YOUR TASK = Do any lines in the data below contain "this"? If so, copy every one of them.
__________________________________________________
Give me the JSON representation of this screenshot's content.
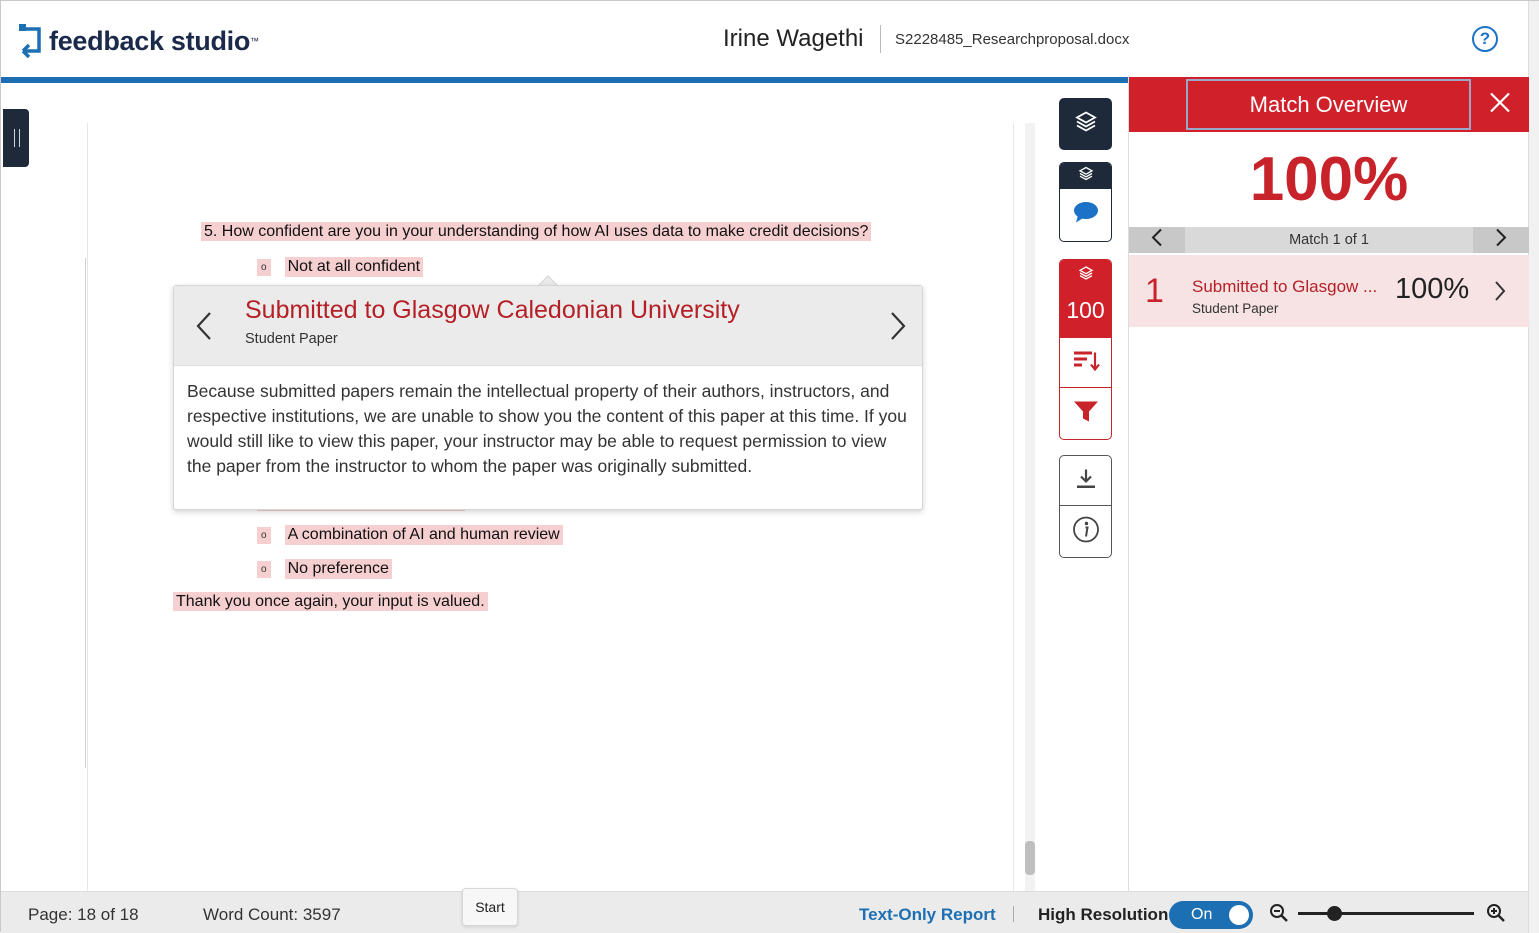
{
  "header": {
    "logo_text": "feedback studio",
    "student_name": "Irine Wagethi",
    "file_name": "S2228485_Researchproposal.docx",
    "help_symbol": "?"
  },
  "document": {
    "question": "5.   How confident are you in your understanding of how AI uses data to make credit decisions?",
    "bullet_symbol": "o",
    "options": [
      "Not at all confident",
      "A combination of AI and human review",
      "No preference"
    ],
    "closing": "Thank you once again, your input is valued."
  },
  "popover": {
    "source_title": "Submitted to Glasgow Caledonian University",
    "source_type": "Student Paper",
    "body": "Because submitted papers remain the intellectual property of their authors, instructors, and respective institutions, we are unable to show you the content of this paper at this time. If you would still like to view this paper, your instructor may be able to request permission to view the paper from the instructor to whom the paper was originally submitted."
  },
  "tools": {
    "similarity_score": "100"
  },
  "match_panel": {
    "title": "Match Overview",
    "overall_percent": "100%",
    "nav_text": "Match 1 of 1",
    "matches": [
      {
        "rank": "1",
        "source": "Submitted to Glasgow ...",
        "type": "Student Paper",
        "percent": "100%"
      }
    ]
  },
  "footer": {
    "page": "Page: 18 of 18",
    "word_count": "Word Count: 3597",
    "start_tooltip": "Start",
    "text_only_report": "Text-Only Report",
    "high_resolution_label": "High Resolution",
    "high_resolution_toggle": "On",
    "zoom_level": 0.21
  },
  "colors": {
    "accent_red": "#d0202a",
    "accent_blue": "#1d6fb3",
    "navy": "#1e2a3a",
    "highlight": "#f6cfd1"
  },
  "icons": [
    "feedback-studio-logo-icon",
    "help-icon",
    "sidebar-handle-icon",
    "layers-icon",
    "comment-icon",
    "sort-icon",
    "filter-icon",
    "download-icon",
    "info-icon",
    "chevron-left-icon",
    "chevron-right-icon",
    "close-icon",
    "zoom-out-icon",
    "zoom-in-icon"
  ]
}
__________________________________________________
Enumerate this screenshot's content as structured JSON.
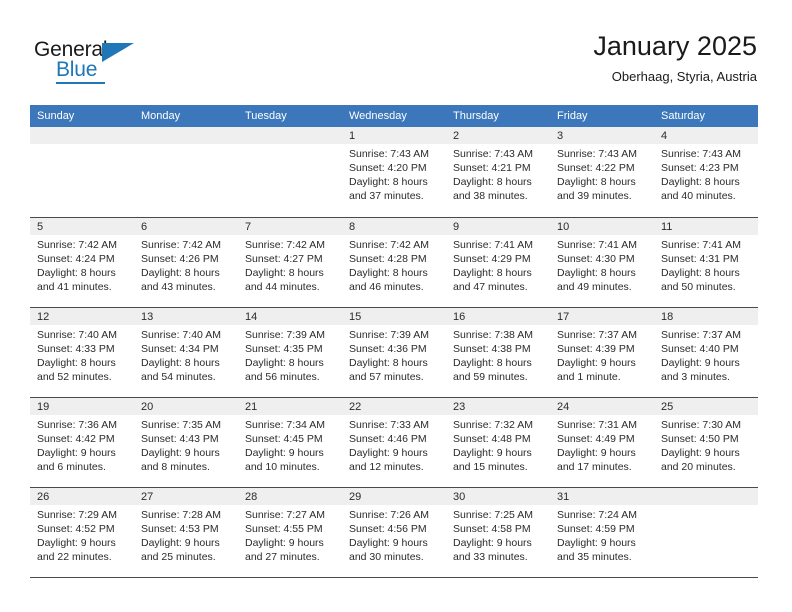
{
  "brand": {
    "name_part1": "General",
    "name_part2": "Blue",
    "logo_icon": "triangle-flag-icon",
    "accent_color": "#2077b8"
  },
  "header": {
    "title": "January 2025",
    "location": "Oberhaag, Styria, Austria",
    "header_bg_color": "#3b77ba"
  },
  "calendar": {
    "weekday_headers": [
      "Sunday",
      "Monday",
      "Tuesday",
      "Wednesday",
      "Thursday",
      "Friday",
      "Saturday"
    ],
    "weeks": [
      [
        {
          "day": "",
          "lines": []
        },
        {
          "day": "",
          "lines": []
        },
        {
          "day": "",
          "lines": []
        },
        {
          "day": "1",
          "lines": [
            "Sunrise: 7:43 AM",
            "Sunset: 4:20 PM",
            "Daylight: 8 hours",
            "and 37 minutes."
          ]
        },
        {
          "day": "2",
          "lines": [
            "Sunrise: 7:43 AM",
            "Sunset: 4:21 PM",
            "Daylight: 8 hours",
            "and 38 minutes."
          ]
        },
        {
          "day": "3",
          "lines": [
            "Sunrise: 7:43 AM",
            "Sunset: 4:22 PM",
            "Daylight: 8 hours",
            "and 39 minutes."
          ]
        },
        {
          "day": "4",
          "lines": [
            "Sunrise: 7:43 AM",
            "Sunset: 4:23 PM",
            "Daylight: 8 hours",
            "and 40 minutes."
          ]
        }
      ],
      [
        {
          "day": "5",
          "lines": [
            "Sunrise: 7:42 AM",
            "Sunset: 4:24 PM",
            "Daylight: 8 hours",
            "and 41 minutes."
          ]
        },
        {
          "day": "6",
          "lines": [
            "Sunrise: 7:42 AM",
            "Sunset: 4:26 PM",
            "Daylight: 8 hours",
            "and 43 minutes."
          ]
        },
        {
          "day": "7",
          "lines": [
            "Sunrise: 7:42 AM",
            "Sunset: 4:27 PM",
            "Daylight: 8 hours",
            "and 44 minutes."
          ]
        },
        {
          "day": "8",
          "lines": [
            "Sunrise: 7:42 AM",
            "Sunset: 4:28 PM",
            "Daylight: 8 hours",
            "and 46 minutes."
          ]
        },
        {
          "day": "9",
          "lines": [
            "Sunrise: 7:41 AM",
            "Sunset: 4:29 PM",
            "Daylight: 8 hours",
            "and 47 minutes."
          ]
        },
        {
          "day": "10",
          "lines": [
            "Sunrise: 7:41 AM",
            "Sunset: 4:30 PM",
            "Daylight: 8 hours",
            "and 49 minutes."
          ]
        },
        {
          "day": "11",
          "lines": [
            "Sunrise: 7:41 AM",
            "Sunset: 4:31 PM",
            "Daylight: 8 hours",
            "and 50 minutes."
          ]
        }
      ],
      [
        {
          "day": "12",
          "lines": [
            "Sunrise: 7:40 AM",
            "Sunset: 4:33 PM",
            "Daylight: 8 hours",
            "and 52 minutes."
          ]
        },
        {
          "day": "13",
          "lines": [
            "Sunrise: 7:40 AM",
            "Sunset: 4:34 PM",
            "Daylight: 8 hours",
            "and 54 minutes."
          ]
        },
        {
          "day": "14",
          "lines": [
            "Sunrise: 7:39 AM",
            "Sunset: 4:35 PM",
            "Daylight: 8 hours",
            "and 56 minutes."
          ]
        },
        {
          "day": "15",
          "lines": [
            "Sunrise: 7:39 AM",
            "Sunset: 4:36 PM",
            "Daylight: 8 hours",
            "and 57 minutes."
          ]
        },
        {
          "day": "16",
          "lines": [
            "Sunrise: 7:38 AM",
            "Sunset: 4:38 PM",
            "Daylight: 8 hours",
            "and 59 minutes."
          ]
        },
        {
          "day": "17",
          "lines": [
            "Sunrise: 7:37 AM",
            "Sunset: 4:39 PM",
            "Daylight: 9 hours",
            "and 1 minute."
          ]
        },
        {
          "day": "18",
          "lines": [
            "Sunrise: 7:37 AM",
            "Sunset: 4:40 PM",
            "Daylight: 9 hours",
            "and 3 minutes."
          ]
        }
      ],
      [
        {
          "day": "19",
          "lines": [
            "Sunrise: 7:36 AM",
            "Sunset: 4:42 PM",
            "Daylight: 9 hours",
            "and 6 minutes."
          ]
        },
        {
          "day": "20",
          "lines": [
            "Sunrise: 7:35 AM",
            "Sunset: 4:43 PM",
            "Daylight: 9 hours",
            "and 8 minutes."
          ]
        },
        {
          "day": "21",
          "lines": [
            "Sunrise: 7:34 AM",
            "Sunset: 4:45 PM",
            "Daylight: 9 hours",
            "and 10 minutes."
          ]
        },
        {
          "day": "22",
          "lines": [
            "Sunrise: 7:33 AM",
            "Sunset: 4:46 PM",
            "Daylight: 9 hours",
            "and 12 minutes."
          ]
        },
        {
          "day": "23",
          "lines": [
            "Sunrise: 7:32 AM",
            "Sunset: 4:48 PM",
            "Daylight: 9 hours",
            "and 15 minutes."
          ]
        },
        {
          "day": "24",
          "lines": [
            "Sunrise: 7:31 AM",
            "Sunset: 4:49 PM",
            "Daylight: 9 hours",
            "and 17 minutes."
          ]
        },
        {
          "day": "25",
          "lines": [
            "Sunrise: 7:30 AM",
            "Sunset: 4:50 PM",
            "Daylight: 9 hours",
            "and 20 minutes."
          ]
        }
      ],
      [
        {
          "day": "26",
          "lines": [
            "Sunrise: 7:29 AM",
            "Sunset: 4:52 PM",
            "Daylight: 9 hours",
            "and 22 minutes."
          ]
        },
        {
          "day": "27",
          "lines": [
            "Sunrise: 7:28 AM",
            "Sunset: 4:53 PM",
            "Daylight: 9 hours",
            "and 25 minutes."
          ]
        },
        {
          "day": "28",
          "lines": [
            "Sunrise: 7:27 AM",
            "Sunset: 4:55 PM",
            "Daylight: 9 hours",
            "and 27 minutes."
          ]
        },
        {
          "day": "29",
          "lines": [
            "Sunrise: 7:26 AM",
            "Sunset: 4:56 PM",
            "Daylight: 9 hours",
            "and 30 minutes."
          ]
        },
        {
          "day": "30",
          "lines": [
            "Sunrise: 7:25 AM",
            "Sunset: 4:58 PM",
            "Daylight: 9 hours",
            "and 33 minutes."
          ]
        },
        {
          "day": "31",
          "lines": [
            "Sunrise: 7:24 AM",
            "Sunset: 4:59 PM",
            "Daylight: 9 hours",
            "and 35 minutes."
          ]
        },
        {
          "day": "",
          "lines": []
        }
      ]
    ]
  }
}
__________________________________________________
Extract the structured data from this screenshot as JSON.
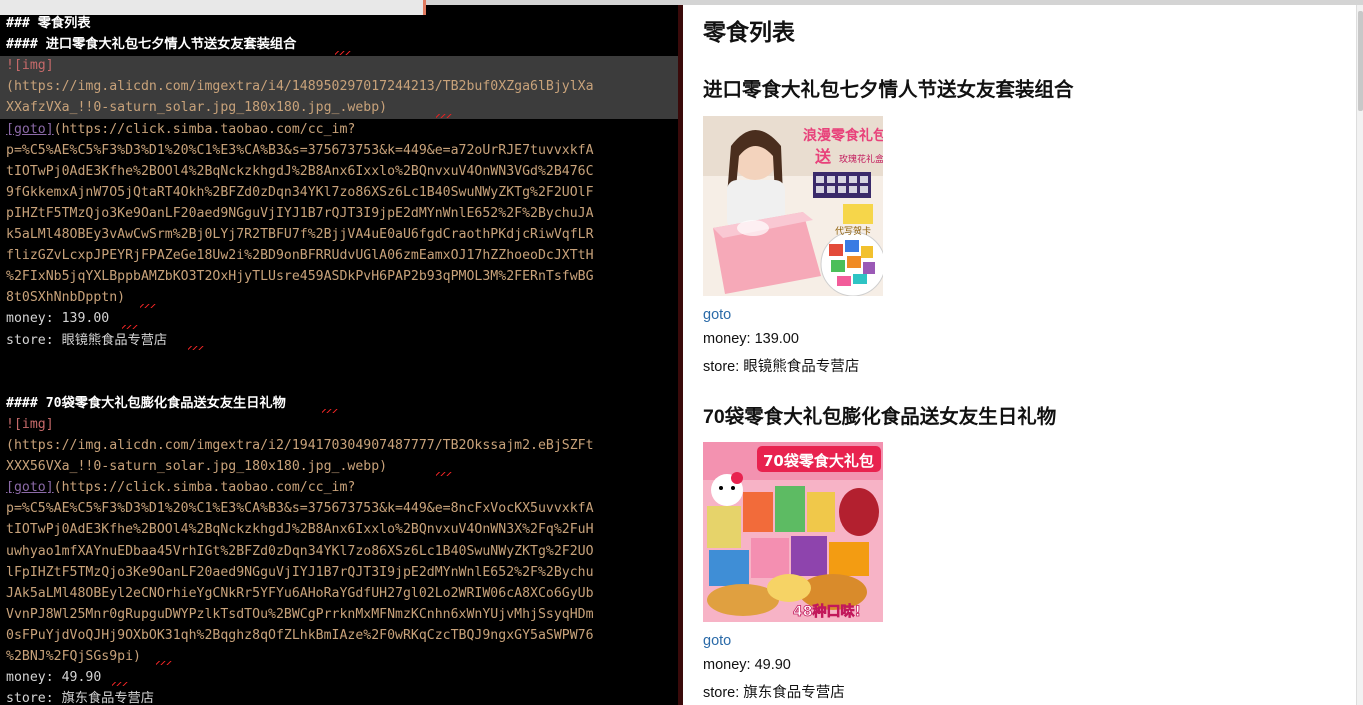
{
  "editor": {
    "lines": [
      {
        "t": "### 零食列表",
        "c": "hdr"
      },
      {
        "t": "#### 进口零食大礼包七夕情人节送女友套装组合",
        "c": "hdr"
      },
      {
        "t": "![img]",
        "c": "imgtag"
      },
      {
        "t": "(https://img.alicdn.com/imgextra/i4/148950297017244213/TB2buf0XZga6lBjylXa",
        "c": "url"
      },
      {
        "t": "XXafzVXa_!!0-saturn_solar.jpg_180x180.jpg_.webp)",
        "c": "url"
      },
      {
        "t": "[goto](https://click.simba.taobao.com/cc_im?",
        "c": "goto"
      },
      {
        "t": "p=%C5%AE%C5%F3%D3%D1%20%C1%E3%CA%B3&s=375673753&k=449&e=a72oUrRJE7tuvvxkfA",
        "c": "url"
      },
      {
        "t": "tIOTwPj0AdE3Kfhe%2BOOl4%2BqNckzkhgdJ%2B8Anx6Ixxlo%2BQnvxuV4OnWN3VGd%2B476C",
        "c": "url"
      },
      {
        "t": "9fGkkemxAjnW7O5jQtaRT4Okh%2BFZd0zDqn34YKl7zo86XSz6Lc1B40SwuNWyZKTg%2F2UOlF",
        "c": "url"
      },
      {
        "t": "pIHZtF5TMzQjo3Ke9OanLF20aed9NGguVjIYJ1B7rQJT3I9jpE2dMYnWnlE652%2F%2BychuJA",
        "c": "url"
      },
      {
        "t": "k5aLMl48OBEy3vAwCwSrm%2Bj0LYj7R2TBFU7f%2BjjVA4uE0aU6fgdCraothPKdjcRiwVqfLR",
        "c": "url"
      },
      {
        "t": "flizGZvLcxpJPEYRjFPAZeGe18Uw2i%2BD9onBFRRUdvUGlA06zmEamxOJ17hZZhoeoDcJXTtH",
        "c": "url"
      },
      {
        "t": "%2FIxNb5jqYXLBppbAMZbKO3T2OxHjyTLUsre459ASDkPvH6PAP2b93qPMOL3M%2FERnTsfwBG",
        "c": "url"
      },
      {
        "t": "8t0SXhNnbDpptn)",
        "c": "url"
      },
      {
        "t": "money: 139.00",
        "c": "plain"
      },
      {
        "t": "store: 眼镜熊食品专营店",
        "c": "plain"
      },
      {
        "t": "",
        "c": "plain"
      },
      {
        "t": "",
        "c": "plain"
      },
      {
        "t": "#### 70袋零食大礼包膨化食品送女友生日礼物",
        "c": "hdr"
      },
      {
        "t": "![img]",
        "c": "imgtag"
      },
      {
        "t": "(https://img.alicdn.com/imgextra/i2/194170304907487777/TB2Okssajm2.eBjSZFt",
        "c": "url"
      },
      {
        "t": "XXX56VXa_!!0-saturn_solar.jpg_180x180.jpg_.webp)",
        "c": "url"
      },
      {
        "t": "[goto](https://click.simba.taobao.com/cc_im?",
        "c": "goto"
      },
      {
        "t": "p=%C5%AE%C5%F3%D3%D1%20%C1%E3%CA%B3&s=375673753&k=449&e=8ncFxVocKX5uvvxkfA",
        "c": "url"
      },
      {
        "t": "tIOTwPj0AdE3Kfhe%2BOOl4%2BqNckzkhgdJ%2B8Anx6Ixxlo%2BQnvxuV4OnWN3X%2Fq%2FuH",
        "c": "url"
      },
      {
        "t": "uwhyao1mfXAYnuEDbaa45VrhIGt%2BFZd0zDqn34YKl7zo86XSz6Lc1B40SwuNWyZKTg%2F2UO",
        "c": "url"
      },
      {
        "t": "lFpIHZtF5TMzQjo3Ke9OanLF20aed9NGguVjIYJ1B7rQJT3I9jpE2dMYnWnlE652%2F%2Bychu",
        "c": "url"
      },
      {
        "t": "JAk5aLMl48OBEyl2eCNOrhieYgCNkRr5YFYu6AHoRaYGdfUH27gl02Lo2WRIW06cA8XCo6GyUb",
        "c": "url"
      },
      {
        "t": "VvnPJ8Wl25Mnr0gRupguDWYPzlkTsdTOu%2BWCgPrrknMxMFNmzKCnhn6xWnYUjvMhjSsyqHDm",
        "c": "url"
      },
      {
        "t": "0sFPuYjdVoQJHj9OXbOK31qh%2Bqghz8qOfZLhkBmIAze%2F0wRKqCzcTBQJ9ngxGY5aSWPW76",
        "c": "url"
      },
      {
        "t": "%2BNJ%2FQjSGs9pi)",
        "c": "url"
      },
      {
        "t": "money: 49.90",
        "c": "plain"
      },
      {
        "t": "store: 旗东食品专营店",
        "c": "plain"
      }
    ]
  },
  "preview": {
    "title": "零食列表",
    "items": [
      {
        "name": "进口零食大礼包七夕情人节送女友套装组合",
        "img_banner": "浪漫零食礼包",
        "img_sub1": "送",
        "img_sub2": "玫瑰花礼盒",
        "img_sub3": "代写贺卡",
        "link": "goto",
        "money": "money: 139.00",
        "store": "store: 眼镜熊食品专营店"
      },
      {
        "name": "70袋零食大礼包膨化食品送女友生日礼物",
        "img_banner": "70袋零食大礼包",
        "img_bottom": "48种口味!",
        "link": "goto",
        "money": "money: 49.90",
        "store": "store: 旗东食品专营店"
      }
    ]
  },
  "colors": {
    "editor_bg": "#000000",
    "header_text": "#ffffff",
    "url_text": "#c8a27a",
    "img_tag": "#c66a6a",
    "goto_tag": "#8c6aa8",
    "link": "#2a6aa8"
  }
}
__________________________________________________
TASK RESULT =
Give me the JSON representation of this screenshot's content.
    "body": "Because submitted papers remain the intellectual property of their authors, instructors, and respective institutions, we are unable to show you the content of this paper at this time. If you would still like to view this paper, your instructor may be able to request permission to view the paper from the instructor to whom the paper was originally submitted."
Enumerate this screenshot's content as structured JSON.
Extract the structured data from this screenshot as JSON.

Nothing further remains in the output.